Sale of the Century


The count down is on as we get ever closer to the sale of the century from Sotheby’s. Having tempted the Arab market by jetting the painting across for a viewing of, incredibly, just one day (they sense where the buyer might come from at this level) it is poised to become the second most expensive old master ever sold – currently the ‘Massacre of the Innocents’ by Rubens sold by Sotheby’s for a shade under £50 million in 2002 holds that spot whilst, of course, Leonardo’s ‘Salvator Mundi’ is in at number 1 at $450 million. This Botticelli by comparison represents a bargain, being offered at $80 million.

Interestingly nobody knows who it depicts. It touches on a point here which resonates with me. I happen to adore portraiture and have been instrumental in the sales of many over the years. Yet many people consider it odd to have an unknown man or woman hanging on the wall as opposed to a dramatic landscape. Of course the most famous painting in the world is just that – the Mona Lisa, the identity not definitely being known. However if you have one of the legend names of art history behind it – Leonardo da Vinci – and the estimated value is reaching beyond $850 million then of course people rate it and are happy to have printed reproductions of it on their wall.


The scarcity of the Botticelli is undoubted, but the same mind set is being applied. Nobody cares that it is a portrait.

It’s more what it represents to a potential buyer and the clever marketing of the auctioneers that get the public attention and hopefully the attention of a buyer with exceptionally deep pockets. At the prices being discussed it will be somebody outside the old masters world who will be the potential purchaser. It is the same as when Christies offered the Salvator Mundi by Leonardo – it is being offered in a sale that encompasses works across the art historical spectrum of key names that will resonate with any extremely wealthy individual who might be looking for status symbol artworks. Hence the jet tour to the Middle East.

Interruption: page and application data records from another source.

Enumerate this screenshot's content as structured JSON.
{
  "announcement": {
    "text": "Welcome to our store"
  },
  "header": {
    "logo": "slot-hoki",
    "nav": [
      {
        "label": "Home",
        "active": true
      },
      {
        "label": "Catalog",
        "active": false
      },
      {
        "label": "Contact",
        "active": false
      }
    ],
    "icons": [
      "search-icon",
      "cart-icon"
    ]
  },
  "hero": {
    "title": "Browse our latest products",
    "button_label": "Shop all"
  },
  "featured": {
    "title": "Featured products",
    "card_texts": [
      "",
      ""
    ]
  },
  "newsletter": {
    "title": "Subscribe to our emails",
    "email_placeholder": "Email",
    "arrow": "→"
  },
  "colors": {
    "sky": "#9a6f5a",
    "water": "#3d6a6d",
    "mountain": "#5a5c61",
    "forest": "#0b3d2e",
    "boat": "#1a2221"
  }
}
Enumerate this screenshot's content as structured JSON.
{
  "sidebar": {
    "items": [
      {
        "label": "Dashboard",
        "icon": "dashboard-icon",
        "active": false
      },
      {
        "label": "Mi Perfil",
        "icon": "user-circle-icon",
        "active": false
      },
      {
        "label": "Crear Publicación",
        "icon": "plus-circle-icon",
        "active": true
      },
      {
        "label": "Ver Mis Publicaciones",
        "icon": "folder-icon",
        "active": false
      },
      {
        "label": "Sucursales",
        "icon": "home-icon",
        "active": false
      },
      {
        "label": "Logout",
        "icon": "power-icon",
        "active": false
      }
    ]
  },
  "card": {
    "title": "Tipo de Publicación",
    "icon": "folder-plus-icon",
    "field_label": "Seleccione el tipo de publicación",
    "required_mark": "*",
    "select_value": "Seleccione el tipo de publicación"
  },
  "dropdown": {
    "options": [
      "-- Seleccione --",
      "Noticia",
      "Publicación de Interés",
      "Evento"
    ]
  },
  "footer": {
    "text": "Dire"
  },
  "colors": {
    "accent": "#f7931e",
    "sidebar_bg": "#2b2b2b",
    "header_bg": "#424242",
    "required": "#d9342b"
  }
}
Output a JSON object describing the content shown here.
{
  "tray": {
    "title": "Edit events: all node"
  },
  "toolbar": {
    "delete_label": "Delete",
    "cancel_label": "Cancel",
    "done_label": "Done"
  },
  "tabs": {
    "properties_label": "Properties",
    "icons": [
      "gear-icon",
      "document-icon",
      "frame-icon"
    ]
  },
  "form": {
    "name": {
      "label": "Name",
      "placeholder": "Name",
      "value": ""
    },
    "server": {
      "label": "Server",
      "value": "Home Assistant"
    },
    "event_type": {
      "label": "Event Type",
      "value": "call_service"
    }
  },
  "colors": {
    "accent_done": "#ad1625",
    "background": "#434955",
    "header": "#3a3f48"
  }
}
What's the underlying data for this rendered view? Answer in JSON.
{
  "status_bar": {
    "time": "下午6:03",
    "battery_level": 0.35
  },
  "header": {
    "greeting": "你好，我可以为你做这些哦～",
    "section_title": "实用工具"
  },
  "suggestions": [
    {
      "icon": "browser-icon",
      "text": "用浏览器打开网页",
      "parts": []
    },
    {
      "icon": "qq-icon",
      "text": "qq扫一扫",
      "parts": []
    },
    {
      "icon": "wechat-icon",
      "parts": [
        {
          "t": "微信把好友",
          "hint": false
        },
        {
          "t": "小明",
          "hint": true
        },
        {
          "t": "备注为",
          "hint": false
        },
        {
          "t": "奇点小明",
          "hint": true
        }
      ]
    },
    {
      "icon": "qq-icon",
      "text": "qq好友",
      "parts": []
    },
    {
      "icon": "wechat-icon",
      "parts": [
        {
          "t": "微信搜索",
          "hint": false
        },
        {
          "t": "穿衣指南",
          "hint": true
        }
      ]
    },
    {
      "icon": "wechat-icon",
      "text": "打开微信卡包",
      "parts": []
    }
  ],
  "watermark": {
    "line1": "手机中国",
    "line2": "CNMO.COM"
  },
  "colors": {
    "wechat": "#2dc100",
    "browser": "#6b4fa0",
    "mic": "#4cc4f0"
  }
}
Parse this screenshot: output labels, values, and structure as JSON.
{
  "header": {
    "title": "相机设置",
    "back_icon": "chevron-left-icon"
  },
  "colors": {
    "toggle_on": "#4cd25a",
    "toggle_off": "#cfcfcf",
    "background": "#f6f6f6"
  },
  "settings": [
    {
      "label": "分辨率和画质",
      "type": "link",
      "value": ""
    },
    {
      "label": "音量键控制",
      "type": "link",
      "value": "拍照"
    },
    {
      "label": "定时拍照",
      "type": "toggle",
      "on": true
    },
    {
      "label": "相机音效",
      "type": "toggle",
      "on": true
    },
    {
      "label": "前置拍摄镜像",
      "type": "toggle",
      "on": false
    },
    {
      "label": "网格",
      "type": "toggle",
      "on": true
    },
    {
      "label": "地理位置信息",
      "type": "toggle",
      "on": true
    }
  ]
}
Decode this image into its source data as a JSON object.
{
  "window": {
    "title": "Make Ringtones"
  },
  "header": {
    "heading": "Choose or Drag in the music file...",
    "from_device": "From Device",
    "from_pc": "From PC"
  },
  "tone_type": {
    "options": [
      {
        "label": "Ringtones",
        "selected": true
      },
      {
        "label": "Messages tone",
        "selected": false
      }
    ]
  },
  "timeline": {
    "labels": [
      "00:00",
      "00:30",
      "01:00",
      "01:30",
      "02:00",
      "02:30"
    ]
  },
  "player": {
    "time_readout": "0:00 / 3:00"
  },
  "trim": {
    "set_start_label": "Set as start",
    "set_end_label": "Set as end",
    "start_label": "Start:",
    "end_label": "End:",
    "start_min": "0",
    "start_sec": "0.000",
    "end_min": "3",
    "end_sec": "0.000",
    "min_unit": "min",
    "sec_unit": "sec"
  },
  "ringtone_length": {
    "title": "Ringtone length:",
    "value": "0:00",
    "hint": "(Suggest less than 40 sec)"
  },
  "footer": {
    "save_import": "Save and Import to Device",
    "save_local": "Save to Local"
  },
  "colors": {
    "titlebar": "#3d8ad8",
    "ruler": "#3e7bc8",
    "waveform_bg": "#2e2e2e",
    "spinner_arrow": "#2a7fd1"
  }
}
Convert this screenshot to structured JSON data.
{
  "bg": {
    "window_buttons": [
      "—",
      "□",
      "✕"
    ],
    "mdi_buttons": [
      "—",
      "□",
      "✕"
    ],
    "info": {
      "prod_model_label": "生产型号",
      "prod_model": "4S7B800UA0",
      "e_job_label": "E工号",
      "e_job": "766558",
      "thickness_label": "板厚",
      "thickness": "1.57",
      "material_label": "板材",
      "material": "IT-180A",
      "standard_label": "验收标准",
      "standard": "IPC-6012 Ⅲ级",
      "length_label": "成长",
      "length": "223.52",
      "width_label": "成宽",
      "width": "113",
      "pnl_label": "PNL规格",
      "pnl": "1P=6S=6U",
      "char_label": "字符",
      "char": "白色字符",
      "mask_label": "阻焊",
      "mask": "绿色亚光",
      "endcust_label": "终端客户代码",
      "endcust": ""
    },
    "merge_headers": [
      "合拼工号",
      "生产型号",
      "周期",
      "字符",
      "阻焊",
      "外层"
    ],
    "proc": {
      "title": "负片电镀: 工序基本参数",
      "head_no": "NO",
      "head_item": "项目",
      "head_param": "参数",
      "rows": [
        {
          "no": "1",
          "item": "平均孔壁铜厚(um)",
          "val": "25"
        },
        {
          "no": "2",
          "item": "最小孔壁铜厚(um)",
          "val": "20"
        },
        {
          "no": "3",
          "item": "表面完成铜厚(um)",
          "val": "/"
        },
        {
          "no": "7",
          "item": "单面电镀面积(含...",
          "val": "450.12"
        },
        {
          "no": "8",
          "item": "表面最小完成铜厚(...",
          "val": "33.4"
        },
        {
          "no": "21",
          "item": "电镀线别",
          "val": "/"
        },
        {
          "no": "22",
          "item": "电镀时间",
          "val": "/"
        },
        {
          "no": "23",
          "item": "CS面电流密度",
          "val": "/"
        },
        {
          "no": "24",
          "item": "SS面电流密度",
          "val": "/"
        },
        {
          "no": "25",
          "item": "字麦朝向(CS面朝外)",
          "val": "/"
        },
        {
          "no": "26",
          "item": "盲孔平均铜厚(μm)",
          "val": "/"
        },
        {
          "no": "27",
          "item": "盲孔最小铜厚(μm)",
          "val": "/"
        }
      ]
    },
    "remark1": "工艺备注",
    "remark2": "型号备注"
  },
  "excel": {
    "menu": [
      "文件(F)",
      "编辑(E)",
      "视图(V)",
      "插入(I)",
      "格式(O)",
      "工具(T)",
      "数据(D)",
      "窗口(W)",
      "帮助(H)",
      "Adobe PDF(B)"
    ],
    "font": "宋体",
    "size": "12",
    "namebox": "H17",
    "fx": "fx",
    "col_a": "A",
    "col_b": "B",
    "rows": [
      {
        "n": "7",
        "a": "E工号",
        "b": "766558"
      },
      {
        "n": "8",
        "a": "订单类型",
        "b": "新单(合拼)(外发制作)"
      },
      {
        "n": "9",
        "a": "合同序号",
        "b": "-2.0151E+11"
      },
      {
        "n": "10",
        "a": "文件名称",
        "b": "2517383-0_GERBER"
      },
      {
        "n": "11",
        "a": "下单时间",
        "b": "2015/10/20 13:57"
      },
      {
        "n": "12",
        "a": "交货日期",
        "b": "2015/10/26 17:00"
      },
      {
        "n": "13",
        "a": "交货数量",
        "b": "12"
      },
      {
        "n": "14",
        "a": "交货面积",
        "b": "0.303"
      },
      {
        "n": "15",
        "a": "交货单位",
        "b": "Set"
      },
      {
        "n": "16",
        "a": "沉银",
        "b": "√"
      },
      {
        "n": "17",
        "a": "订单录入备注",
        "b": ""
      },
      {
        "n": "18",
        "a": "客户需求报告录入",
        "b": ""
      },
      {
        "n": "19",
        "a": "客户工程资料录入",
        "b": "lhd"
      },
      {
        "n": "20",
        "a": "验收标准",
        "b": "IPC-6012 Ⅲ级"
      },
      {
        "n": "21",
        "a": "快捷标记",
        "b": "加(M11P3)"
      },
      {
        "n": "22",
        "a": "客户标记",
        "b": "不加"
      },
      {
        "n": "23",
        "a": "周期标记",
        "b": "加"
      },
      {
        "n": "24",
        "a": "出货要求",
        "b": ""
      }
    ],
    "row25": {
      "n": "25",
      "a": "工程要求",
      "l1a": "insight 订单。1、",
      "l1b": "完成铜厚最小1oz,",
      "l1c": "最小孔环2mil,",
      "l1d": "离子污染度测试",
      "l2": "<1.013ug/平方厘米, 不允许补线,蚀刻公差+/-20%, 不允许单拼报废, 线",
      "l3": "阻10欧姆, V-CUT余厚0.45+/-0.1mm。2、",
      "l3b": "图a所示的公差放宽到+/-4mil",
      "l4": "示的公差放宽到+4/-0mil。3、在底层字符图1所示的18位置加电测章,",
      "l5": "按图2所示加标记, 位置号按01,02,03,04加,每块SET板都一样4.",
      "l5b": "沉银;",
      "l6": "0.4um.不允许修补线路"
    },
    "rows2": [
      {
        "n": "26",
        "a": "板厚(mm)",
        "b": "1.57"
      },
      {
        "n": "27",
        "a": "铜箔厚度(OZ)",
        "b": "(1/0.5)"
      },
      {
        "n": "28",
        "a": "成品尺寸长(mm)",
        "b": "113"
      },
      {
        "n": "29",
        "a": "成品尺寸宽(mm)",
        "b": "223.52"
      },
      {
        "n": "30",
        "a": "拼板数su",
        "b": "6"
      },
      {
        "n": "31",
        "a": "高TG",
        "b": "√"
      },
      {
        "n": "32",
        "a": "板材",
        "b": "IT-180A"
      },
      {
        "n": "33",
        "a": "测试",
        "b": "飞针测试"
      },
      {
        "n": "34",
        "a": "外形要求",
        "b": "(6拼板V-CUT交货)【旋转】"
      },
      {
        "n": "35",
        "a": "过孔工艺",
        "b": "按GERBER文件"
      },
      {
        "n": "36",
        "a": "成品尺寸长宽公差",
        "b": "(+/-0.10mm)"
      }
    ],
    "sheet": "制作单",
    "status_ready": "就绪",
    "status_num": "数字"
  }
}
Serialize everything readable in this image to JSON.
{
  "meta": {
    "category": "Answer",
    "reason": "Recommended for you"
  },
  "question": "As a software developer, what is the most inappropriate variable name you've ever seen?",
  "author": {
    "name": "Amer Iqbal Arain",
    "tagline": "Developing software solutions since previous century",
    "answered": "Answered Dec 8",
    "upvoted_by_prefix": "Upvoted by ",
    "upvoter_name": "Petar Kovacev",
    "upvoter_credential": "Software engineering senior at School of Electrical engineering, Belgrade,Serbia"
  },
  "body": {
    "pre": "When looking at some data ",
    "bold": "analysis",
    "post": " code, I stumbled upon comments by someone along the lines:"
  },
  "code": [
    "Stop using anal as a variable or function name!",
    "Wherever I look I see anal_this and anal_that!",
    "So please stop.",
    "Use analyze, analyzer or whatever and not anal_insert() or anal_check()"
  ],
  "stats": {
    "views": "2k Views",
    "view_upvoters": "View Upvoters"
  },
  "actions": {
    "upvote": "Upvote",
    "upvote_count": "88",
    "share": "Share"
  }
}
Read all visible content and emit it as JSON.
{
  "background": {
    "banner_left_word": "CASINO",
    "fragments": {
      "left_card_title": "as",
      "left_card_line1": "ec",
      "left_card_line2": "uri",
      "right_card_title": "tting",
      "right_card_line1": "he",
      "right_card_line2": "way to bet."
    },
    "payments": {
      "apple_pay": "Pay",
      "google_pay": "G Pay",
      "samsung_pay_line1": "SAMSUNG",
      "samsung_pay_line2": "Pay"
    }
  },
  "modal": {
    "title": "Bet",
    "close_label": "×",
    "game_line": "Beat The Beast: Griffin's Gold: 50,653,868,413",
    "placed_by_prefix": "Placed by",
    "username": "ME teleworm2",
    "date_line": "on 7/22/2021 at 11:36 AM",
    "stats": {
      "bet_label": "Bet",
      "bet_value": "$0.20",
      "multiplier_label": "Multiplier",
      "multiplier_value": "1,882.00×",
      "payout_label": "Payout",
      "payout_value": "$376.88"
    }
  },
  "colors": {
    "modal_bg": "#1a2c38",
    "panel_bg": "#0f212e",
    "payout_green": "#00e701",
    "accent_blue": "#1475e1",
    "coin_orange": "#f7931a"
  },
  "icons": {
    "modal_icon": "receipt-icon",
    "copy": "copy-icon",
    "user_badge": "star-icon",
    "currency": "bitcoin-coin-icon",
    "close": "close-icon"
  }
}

We will see what happens but I’m sure it will do well, whether the sitter is known or not. I only hope the actual painting doesn’t disappear like the Salvator Mundi.